Start of Block

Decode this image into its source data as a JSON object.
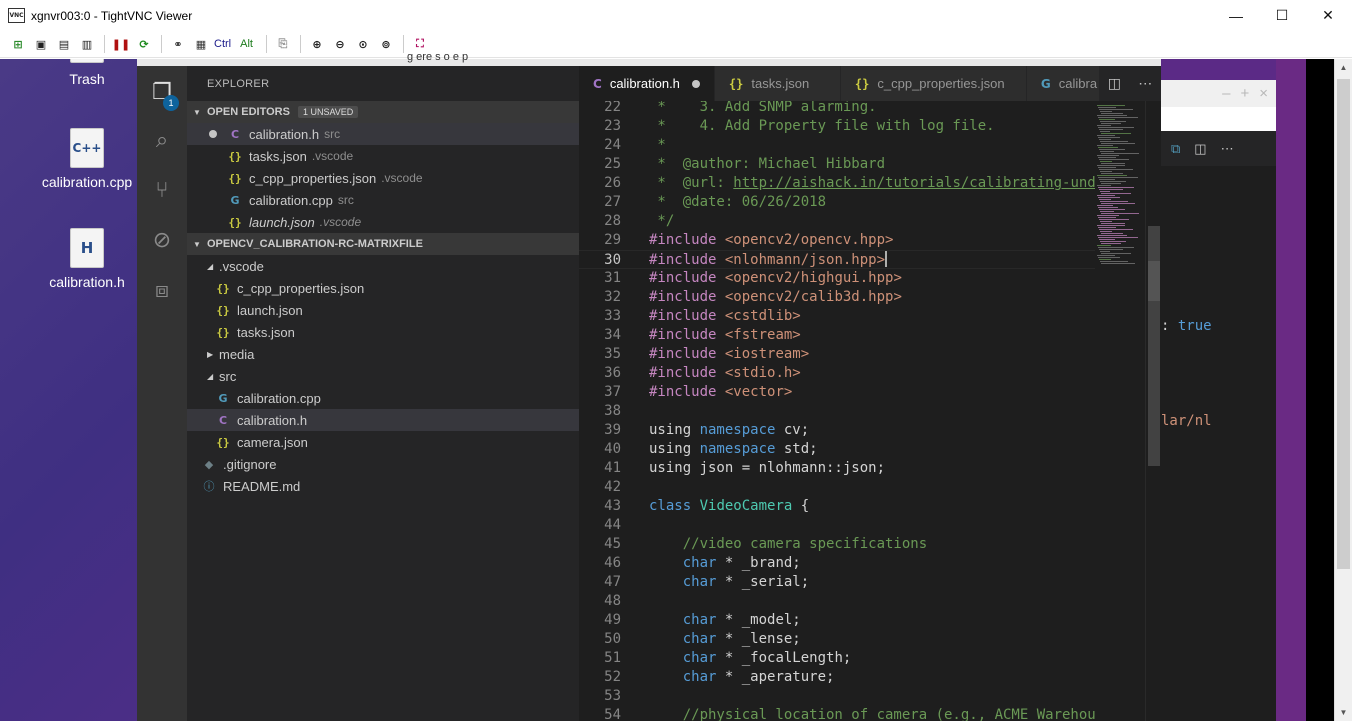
{
  "window": {
    "title": "xgnvr003:0 - TightVNC Viewer",
    "icon_text": "VNC"
  },
  "window_controls": {
    "minimize": "—",
    "maximize": "☐",
    "close": "✕"
  },
  "toolbar": {
    "ctrl_label": "Ctrl",
    "alt_label": "Alt"
  },
  "desktop": {
    "icons": [
      {
        "label": "Trash"
      },
      {
        "label": "calibration.cpp",
        "glyph": "C++"
      },
      {
        "label": "calibration.h",
        "glyph": "H"
      }
    ]
  },
  "vscode": {
    "explorer_title": "EXPLORER",
    "activity_badge": "1",
    "open_editors": {
      "title": "OPEN EDITORS",
      "badge": "1 UNSAVED",
      "items": [
        {
          "name": "calibration.h",
          "detail": "src",
          "icon": "C"
        },
        {
          "name": "tasks.json",
          "detail": ".vscode",
          "icon": "{}"
        },
        {
          "name": "c_cpp_properties.json",
          "detail": ".vscode",
          "icon": "{}"
        },
        {
          "name": "calibration.cpp",
          "detail": "src",
          "icon": "G"
        },
        {
          "name": "launch.json",
          "detail": ".vscode",
          "icon": "{}"
        }
      ]
    },
    "project": {
      "title": "OPENCV_CALIBRATION-RC-MATRIXFILE",
      "tree": [
        {
          "name": ".vscode"
        },
        {
          "name": "c_cpp_properties.json"
        },
        {
          "name": "launch.json"
        },
        {
          "name": "tasks.json"
        },
        {
          "name": "media"
        },
        {
          "name": "src"
        },
        {
          "name": "calibration.cpp"
        },
        {
          "name": "calibration.h"
        },
        {
          "name": "camera.json"
        },
        {
          "name": ".gitignore"
        },
        {
          "name": "README.md"
        }
      ]
    },
    "tabs": [
      {
        "label": "calibration.h"
      },
      {
        "label": "tasks.json"
      },
      {
        "label": "c_cpp_properties.json"
      },
      {
        "label": "calibra"
      }
    ],
    "editor": {
      "current_line": 30,
      "lines": [
        {
          "n": "22",
          "t": " *    3. Add SNMP alarming."
        },
        {
          "n": "23",
          "t": " *    4. Add Property file with log file."
        },
        {
          "n": "24",
          "t": " *"
        },
        {
          "n": "25",
          "t": " *  @author: Michael Hibbard"
        },
        {
          "n": "26",
          "t": " *  @url: ",
          "url": "http://aishack.in/tutorials/calibrating-und"
        },
        {
          "n": "27",
          "t": " *  @date: 06/26/2018"
        },
        {
          "n": "28",
          "t": " */"
        },
        {
          "n": "29",
          "kw": "#include",
          "str": " <opencv2/opencv.hpp>"
        },
        {
          "n": "30",
          "kw": "#include",
          "str": " <nlohmann/json.hpp>"
        },
        {
          "n": "31",
          "kw": "#include",
          "str": " <opencv2/highgui.hpp>"
        },
        {
          "n": "32",
          "kw": "#include",
          "str": " <opencv2/calib3d.hpp>"
        },
        {
          "n": "33",
          "kw": "#include",
          "str": " <cstdlib>"
        },
        {
          "n": "34",
          "kw": "#include",
          "str": " <fstream>"
        },
        {
          "n": "35",
          "kw": "#include",
          "str": " <iostream>"
        },
        {
          "n": "36",
          "kw": "#include",
          "str": " <stdio.h>"
        },
        {
          "n": "37",
          "kw": "#include",
          "str": " <vector>"
        },
        {
          "n": "38"
        },
        {
          "n": "39",
          "a": "using ",
          "b": "namespace",
          "c": " cv;"
        },
        {
          "n": "40",
          "a": "using ",
          "b": "namespace",
          "c": " std;"
        },
        {
          "n": "41",
          "a": "using json = nlohmann::json;"
        },
        {
          "n": "42"
        },
        {
          "n": "43",
          "b": "class",
          "ty": " VideoCamera",
          "c": " {"
        },
        {
          "n": "44"
        },
        {
          "n": "45",
          "t": "    //video camera specifications"
        },
        {
          "n": "46",
          "b": "    char",
          "c": " * _brand;"
        },
        {
          "n": "47",
          "b": "    char",
          "c": " * _serial;"
        },
        {
          "n": "48"
        },
        {
          "n": "49",
          "b": "    char",
          "c": " * _model;"
        },
        {
          "n": "50",
          "b": "    char",
          "c": " * _lense;"
        },
        {
          "n": "51",
          "b": "    char",
          "c": " * _focalLength;"
        },
        {
          "n": "52",
          "b": "    char",
          "c": " * _aperature;"
        },
        {
          "n": "53"
        },
        {
          "n": "54",
          "t": "    //physical location of camera (e.g., ACME Warehou"
        }
      ]
    }
  },
  "background_window": {
    "code_true": ": true",
    "code_path": "lar/nl"
  },
  "background_url_fragment": "g  ere s    o  e  p"
}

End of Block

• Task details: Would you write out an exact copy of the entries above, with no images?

• Task output:
Decode this image into its source data as a JSON object.
{
  "window": {
    "title": "xgnvr003:0 - TightVNC Viewer",
    "icon_text": "VNC"
  },
  "window_controls": {
    "minimize": "—",
    "maximize": "☐",
    "close": "✕"
  },
  "toolbar": {
    "ctrl_label": "Ctrl",
    "alt_label": "Alt"
  },
  "desktop": {
    "icons": [
      {
        "label": "Trash"
      },
      {
        "label": "calibration.cpp",
        "glyph": "C++"
      },
      {
        "label": "calibration.h",
        "glyph": "H"
      }
    ]
  },
  "vscode": {
    "explorer_title": "EXPLORER",
    "activity_badge": "1",
    "open_editors": {
      "title": "OPEN EDITORS",
      "badge": "1 UNSAVED",
      "items": [
        {
          "name": "calibration.h",
          "detail": "src",
          "icon": "C"
        },
        {
          "name": "tasks.json",
          "detail": ".vscode",
          "icon": "{}"
        },
        {
          "name": "c_cpp_properties.json",
          "detail": ".vscode",
          "icon": "{}"
        },
        {
          "name": "calibration.cpp",
          "detail": "src",
          "icon": "G"
        },
        {
          "name": "launch.json",
          "detail": ".vscode",
          "icon": "{}"
        }
      ]
    },
    "project": {
      "title": "OPENCV_CALIBRATION-RC-MATRIXFILE",
      "tree": [
        {
          "name": ".vscode"
        },
        {
          "name": "c_cpp_properties.json"
        },
        {
          "name": "launch.json"
        },
        {
          "name": "tasks.json"
        },
        {
          "name": "media"
        },
        {
          "name": "src"
        },
        {
          "name": "calibration.cpp"
        },
        {
          "name": "calibration.h"
        },
        {
          "name": "camera.json"
        },
        {
          "name": ".gitignore"
        },
        {
          "name": "README.md"
        }
      ]
    },
    "tabs": [
      {
        "label": "calibration.h"
      },
      {
        "label": "tasks.json"
      },
      {
        "label": "c_cpp_properties.json"
      },
      {
        "label": "calibra"
      }
    ],
    "editor": {
      "current_line": 30,
      "lines": [
        {
          "n": "22",
          "t": " *    3. Add SNMP alarming."
        },
        {
          "n": "23",
          "t": " *    4. Add Property file with log file."
        },
        {
          "n": "24",
          "t": " *"
        },
        {
          "n": "25",
          "t": " *  @author: Michael Hibbard"
        },
        {
          "n": "26",
          "t": " *  @url: ",
          "url": "http://aishack.in/tutorials/calibrating-und"
        },
        {
          "n": "27",
          "t": " *  @date: 06/26/2018"
        },
        {
          "n": "28",
          "t": " */"
        },
        {
          "n": "29",
          "kw": "#include",
          "str": " <opencv2/opencv.hpp>"
        },
        {
          "n": "30",
          "kw": "#include",
          "str": " <nlohmann/json.hpp>"
        },
        {
          "n": "31",
          "kw": "#include",
          "str": " <opencv2/highgui.hpp>"
        },
        {
          "n": "32",
          "kw": "#include",
          "str": " <opencv2/calib3d.hpp>"
        },
        {
          "n": "33",
          "kw": "#include",
          "str": " <cstdlib>"
        },
        {
          "n": "34",
          "kw": "#include",
          "str": " <fstream>"
        },
        {
          "n": "35",
          "kw": "#include",
          "str": " <iostream>"
        },
        {
          "n": "36",
          "kw": "#include",
          "str": " <stdio.h>"
        },
        {
          "n": "37",
          "kw": "#include",
          "str": " <vector>"
        },
        {
          "n": "38"
        },
        {
          "n": "39",
          "a": "using ",
          "b": "namespace",
          "c": " cv;"
        },
        {
          "n": "40",
          "a": "using ",
          "b": "namespace",
          "c": " std;"
        },
        {
          "n": "41",
          "a": "using json = nlohmann::json;"
        },
        {
          "n": "42"
        },
        {
          "n": "43",
          "b": "class",
          "ty": " VideoCamera",
          "c": " {"
        },
        {
          "n": "44"
        },
        {
          "n": "45",
          "t": "    //video camera specifications"
        },
        {
          "n": "46",
          "b": "    char",
          "c": " * _brand;"
        },
        {
          "n": "47",
          "b": "    char",
          "c": " * _serial;"
        },
        {
          "n": "48"
        },
        {
          "n": "49",
          "b": "    char",
          "c": " * _model;"
        },
        {
          "n": "50",
          "b": "    char",
          "c": " * _lense;"
        },
        {
          "n": "51",
          "b": "    char",
          "c": " * _focalLength;"
        },
        {
          "n": "52",
          "b": "    char",
          "c": " * _aperature;"
        },
        {
          "n": "53"
        },
        {
          "n": "54",
          "t": "    //physical location of camera (e.g., ACME Warehou"
        }
      ]
    }
  },
  "background_window": {
    "code_true": ": true",
    "code_path": "lar/nl"
  },
  "background_url_fragment": "g  ere s    o  e  p"
}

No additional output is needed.